The break has lasted about 2 months, during which time California Lodges were ordered “to have no fraternal relations with a Mason carrying a New Jersey dues card … including Scottish Rite, York Rite, Eastern Star and Order of Amaranth.”
Note: The Grand Master of California said to the California Grand Lodge (1984 Proceedings, page 69): “The alternative to your concurring with my decision would be to amend our law … as at least one other jurisdiction has done, to make it possible for a resident of this Jurisdiction to apply to a Lodge in any jurisdiction without first obtaining a Waiver of Jurisdiction.” It was not said which other jurisdiction had done this, and it would be interesting to find out which one it was, when it did that, and under what circumstances, as this might indicate another U.S. Grand Lodge that has specifically rejected adherence to the Doctrine of Exclusive Territorial Jurisdiction.

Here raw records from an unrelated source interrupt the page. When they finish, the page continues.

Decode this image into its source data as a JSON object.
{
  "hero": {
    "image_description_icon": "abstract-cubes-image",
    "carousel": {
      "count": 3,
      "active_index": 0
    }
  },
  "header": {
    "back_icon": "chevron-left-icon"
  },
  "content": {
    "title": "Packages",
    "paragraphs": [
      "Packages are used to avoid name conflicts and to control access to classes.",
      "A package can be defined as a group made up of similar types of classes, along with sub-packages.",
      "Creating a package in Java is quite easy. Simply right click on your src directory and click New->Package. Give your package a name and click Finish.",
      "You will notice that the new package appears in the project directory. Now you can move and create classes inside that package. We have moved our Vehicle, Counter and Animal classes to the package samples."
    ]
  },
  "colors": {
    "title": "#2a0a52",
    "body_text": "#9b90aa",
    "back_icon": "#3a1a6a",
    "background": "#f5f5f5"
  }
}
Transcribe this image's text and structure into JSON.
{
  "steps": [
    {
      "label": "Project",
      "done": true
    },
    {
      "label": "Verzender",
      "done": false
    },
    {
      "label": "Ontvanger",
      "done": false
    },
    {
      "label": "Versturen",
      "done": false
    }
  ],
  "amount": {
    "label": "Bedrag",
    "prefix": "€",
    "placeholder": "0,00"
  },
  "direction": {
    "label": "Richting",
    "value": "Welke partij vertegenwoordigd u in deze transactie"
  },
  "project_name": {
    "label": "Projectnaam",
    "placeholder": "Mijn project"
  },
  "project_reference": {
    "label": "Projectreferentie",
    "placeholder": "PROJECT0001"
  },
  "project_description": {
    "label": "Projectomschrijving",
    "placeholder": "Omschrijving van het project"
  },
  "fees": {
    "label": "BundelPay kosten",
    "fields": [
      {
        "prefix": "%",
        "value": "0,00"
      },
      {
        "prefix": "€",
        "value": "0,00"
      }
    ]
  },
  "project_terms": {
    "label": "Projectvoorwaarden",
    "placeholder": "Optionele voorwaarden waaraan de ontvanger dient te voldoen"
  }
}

The basis for the dispute between the Grand Lodges of California and New Jersey was the fact that Danny Thomas, the well-known entertainer, applied in February 1984 to become a Mason in New Jersey, while he was a resident of California. The New Jersey Grand Master was said to have claimed that Danny Thomas was a “citizen of the world” and thus, apparently, could be made a Mason in New Jersey as well as in California. Before Danny Thomas was given his degrees, the Grand Master of California had talked by telephone with the Grand Master of New Jersey, and made it clear that California claimed jurisdiction and would not grant a waiver of jurisdiction. The Grand Master of New Jersey issued a Dispensation permitting a New Jersey Lodge to proceed to give Danny Thomas the Masonic degrees on March 15, and that was done. Later, it appears that Danny Thomas applied for the degrees of Masonry in California, and was told that if New Jersey did not cooperate, he would have to go through all the degrees again, including the required proficiencies. It is not clear if Danny Thomas was required to that, because the new Grand Masters in California and New Jersey came to agreement on October 19, 1984, and Danny Thomas was said to have become a dual member in both jurisdictions.
The California Committee on Jurisprudence produced a report about this incident, going into some history of the “American Doctrine (sometimes called ‘Territorial exclusiveness’)”. They found that there had been repeated violations of the Doctrine for nearly 100 years, but that the doctrine had become universally accepted in the U.S. by the end of the 1800s. They supported the actions of the Grand Master of California, but pointed out that a Mason might be a member of both a California and a New Jersey Lodge, and could continue to attend California Lodges because of his California membership. The California Committee on Policy and General Purposes referred to the consequences of this situation on the “unrecognized or ‘irregular’ Masons of New Jersey.” But this committee said that the Grand Master of California directed dual members in California and New Jersey to request dimits from their New Jersey Lodges, and failure to present proof of this would result in immediate bar to communication with California Lodges in which they hold membership. They also questions what would happen to California Masons living in New Jersey who did not know about this situation and attended New Jersey Lodges. Would they be “tainted”?
It appears questions were resolved when the new Grand Masters in California and New Jersey came to an agreement, the exact details of which are not shown in the Grand Lodge Proceedings.